*TASK DIRECTIONS:* All of the data, except its images, should be set down exactly as it appears.
Start of Block
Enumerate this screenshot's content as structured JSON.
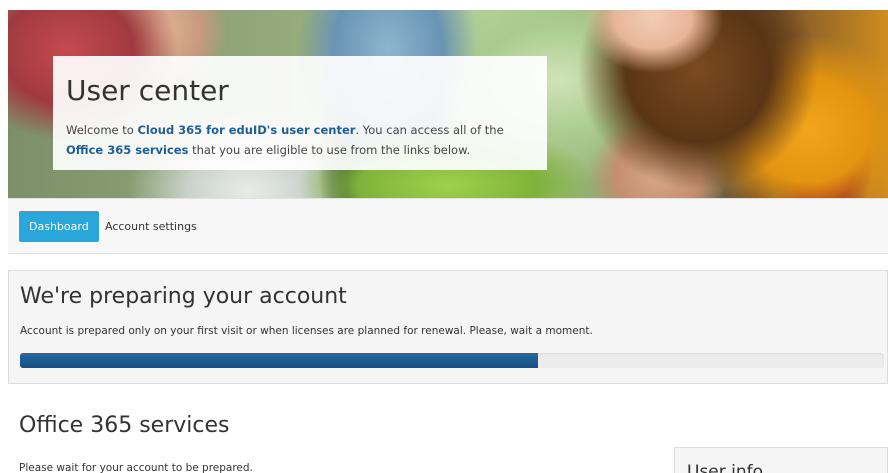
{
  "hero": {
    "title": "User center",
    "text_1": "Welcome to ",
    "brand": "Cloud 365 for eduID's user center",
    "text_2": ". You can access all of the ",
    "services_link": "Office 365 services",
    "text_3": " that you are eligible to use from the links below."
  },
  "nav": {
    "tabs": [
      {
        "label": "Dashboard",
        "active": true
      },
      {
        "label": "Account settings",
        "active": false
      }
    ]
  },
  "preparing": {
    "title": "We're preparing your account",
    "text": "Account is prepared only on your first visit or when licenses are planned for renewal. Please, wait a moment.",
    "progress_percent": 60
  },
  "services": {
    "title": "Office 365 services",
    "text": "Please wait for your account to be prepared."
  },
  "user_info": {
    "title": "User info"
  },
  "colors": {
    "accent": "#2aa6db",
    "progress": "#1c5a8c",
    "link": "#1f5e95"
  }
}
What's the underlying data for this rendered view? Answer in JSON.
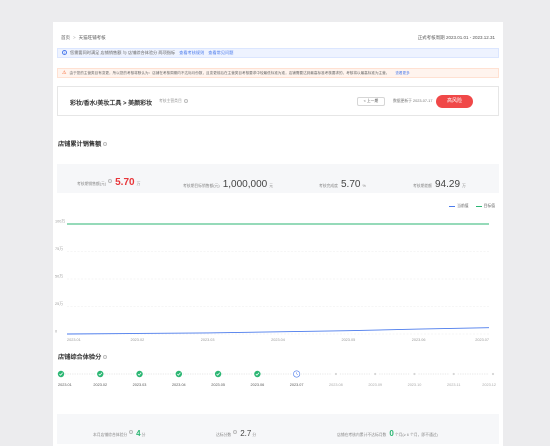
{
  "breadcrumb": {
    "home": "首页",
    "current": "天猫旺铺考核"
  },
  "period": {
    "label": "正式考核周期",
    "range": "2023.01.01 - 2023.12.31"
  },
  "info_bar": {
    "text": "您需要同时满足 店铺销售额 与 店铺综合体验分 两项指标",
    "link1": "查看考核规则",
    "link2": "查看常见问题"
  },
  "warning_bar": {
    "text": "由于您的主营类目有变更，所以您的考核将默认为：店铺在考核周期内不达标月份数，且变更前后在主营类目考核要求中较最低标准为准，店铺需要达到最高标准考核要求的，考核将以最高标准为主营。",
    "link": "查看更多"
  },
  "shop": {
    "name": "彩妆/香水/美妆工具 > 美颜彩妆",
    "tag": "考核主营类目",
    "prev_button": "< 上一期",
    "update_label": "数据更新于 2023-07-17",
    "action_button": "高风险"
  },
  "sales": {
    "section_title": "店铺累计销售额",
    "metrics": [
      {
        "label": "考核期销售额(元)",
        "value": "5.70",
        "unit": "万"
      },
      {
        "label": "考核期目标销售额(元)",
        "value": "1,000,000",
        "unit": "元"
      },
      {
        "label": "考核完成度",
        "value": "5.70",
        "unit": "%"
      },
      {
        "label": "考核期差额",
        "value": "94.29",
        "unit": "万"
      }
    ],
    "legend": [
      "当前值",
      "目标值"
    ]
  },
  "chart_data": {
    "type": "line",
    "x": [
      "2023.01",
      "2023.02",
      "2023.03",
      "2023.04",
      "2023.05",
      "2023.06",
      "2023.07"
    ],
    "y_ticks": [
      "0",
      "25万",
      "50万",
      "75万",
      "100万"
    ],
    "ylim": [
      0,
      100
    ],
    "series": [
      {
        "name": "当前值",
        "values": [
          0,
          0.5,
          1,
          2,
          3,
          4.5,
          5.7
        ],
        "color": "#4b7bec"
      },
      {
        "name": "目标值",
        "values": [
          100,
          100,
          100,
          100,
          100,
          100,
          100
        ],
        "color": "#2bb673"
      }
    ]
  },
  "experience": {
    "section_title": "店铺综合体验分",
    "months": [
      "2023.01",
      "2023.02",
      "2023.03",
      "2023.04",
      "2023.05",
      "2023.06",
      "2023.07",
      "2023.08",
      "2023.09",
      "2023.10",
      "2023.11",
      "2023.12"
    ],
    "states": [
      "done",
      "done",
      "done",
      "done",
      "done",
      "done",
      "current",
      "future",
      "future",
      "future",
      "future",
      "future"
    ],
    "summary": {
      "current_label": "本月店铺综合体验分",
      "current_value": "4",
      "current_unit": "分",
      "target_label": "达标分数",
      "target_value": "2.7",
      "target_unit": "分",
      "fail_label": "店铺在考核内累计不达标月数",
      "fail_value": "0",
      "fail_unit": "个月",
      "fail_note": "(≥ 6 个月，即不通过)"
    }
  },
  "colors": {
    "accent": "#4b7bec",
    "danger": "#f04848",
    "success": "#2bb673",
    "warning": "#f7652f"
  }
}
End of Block
*EXERCISE RESULT:*
Enumerate this screenshot's content as structured JSON.
{
  "hero": {
    "title": "User center",
    "text_1": "Welcome to ",
    "brand": "Cloud 365 for eduID's user center",
    "text_2": ". You can access all of the ",
    "services_link": "Office 365 services",
    "text_3": " that you are eligible to use from the links below."
  },
  "nav": {
    "tabs": [
      {
        "label": "Dashboard",
        "active": true
      },
      {
        "label": "Account settings",
        "active": false
      }
    ]
  },
  "preparing": {
    "title": "We're preparing your account",
    "text": "Account is prepared only on your first visit or when licenses are planned for renewal. Please, wait a moment.",
    "progress_percent": 60
  },
  "services": {
    "title": "Office 365 services",
    "text": "Please wait for your account to be prepared."
  },
  "user_info": {
    "title": "User info"
  },
  "colors": {
    "accent": "#2aa6db",
    "progress": "#1c5a8c",
    "link": "#1f5e95"
  }
}
What's the underlying data for this rendered view? Answer in JSON.
{
  "breadcrumb": {
    "home": "首页",
    "current": "天猫旺铺考核"
  },
  "period": {
    "label": "正式考核周期",
    "range": "2023.01.01 - 2023.12.31"
  },
  "info_bar": {
    "text": "您需要同时满足 店铺销售额 与 店铺综合体验分 两项指标",
    "link1": "查看考核规则",
    "link2": "查看常见问题"
  },
  "warning_bar": {
    "text": "由于您的主营类目有变更，所以您的考核将默认为：店铺在考核周期内不达标月份数，且变更前后在主营类目考核要求中较最低标准为准，店铺需要达到最高标准考核要求的，考核将以最高标准为主营。",
    "link": "查看更多"
  },
  "shop": {
    "name": "彩妆/香水/美妆工具 > 美颜彩妆",
    "tag": "考核主营类目",
    "prev_button": "< 上一期",
    "update_label": "数据更新于 2023-07-17",
    "action_button": "高风险"
  },
  "sales": {
    "section_title": "店铺累计销售额",
    "metrics": [
      {
        "label": "考核期销售额(元)",
        "value": "5.70",
        "unit": "万"
      },
      {
        "label": "考核期目标销售额(元)",
        "value": "1,000,000",
        "unit": "元"
      },
      {
        "label": "考核完成度",
        "value": "5.70",
        "unit": "%"
      },
      {
        "label": "考核期差额",
        "value": "94.29",
        "unit": "万"
      }
    ],
    "legend": [
      "当前值",
      "目标值"
    ]
  },
  "chart_data": {
    "type": "line",
    "x": [
      "2023.01",
      "2023.02",
      "2023.03",
      "2023.04",
      "2023.05",
      "2023.06",
      "2023.07"
    ],
    "y_ticks": [
      "0",
      "25万",
      "50万",
      "75万",
      "100万"
    ],
    "ylim": [
      0,
      100
    ],
    "series": [
      {
        "name": "当前值",
        "values": [
          0,
          0.5,
          1,
          2,
          3,
          4.5,
          5.7
        ],
        "color": "#4b7bec"
      },
      {
        "name": "目标值",
        "values": [
          100,
          100,
          100,
          100,
          100,
          100,
          100
        ],
        "color": "#2bb673"
      }
    ]
  },
  "experience": {
    "section_title": "店铺综合体验分",
    "months": [
      "2023.01",
      "2023.02",
      "2023.03",
      "2023.04",
      "2023.05",
      "2023.06",
      "2023.07",
      "2023.08",
      "2023.09",
      "2023.10",
      "2023.11",
      "2023.12"
    ],
    "states": [
      "done",
      "done",
      "done",
      "done",
      "done",
      "done",
      "current",
      "future",
      "future",
      "future",
      "future",
      "future"
    ],
    "summary": {
      "current_label": "本月店铺综合体验分",
      "current_value": "4",
      "current_unit": "分",
      "target_label": "达标分数",
      "target_value": "2.7",
      "target_unit": "分",
      "fail_label": "店铺在考核内累计不达标月数",
      "fail_value": "0",
      "fail_unit": "个月",
      "fail_note": "(≥ 6 个月，即不通过)"
    }
  },
  "colors": {
    "accent": "#4b7bec",
    "danger": "#f04848",
    "success": "#2bb673",
    "warning": "#f7652f"
  }
}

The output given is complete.